## [Recorded information]

'''

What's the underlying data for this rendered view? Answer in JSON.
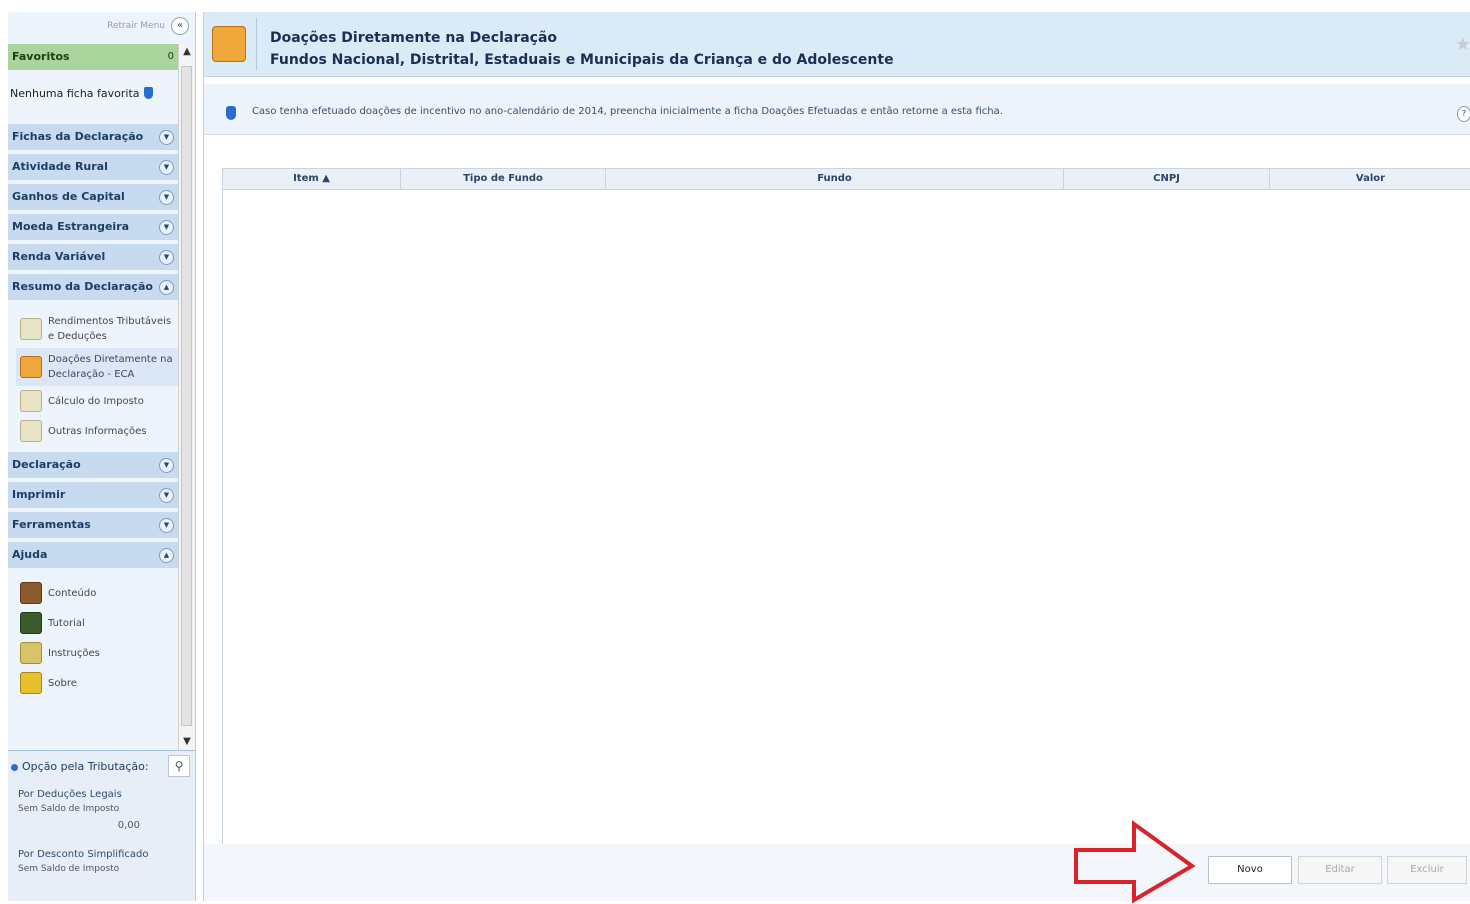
{
  "sidebar": {
    "retract_label": "Retrair Menu",
    "favorites": {
      "label": "Favoritos",
      "count": "0",
      "empty_text": "Nenhuma ficha favorita"
    },
    "groups_top": [
      {
        "label": "Fichas da Declaração"
      },
      {
        "label": "Atividade Rural"
      },
      {
        "label": "Ganhos de Capital"
      },
      {
        "label": "Moeda Estrangeira"
      },
      {
        "label": "Renda Variável"
      },
      {
        "label": "Resumo da Declaração"
      }
    ],
    "resumo_items": [
      {
        "label": "Rendimentos Tributáveis e Deduções",
        "icon": "money-bag-icon"
      },
      {
        "label": "Doações Diretamente na Declaração - ECA",
        "icon": "house-icon"
      },
      {
        "label": "Cálculo do Imposto",
        "icon": "calculator-icon"
      },
      {
        "label": "Outras Informações",
        "icon": "info-doc-icon"
      }
    ],
    "groups_bottom": [
      {
        "label": "Declaração"
      },
      {
        "label": "Imprimir"
      },
      {
        "label": "Ferramentas"
      },
      {
        "label": "Ajuda"
      }
    ],
    "ajuda_items": [
      {
        "label": "Conteúdo",
        "icon": "book-icon"
      },
      {
        "label": "Tutorial",
        "icon": "tutorial-icon"
      },
      {
        "label": "Instruções",
        "icon": "instructions-icon"
      },
      {
        "label": "Sobre",
        "icon": "about-icon"
      }
    ]
  },
  "tax_option": {
    "title": "Opção pela Tributação:",
    "legal": {
      "label": "Por Deduções Legais",
      "balance_label": "Sem Saldo de Imposto",
      "balance_value": "0,00"
    },
    "simplified": {
      "label": "Por Desconto Simplificado",
      "balance_label": "Sem Saldo de Imposto"
    }
  },
  "main": {
    "title_line1": "Doações Diretamente na Declaração",
    "title_line2": "Fundos Nacional, Distrital, Estaduais e Municipais da Criança e do Adolescente",
    "info_text": "Caso tenha efetuado doações de incentivo no ano-calendário de 2014, preencha inicialmente a ficha Doações Efetuadas e então retorne a esta ficha.",
    "table_columns": [
      "Item ▲",
      "Tipo de Fundo",
      "Fundo",
      "CNPJ",
      "Valor"
    ],
    "buttons": {
      "new": "Novo",
      "edit": "Editar",
      "delete": "Excluir"
    }
  },
  "colors": {
    "accent_arrow": "#d8232a",
    "sidebar_group": "#c8daf0",
    "favorites_group": "#a9d49b",
    "header_bg": "#dbeaf7"
  }
}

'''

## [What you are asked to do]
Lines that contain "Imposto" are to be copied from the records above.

## [Response]
        "label": "Cálculo do Imposto",
      "balance_label": "Sem Saldo de Imposto",
      "balance_label": "Sem Saldo de Imposto"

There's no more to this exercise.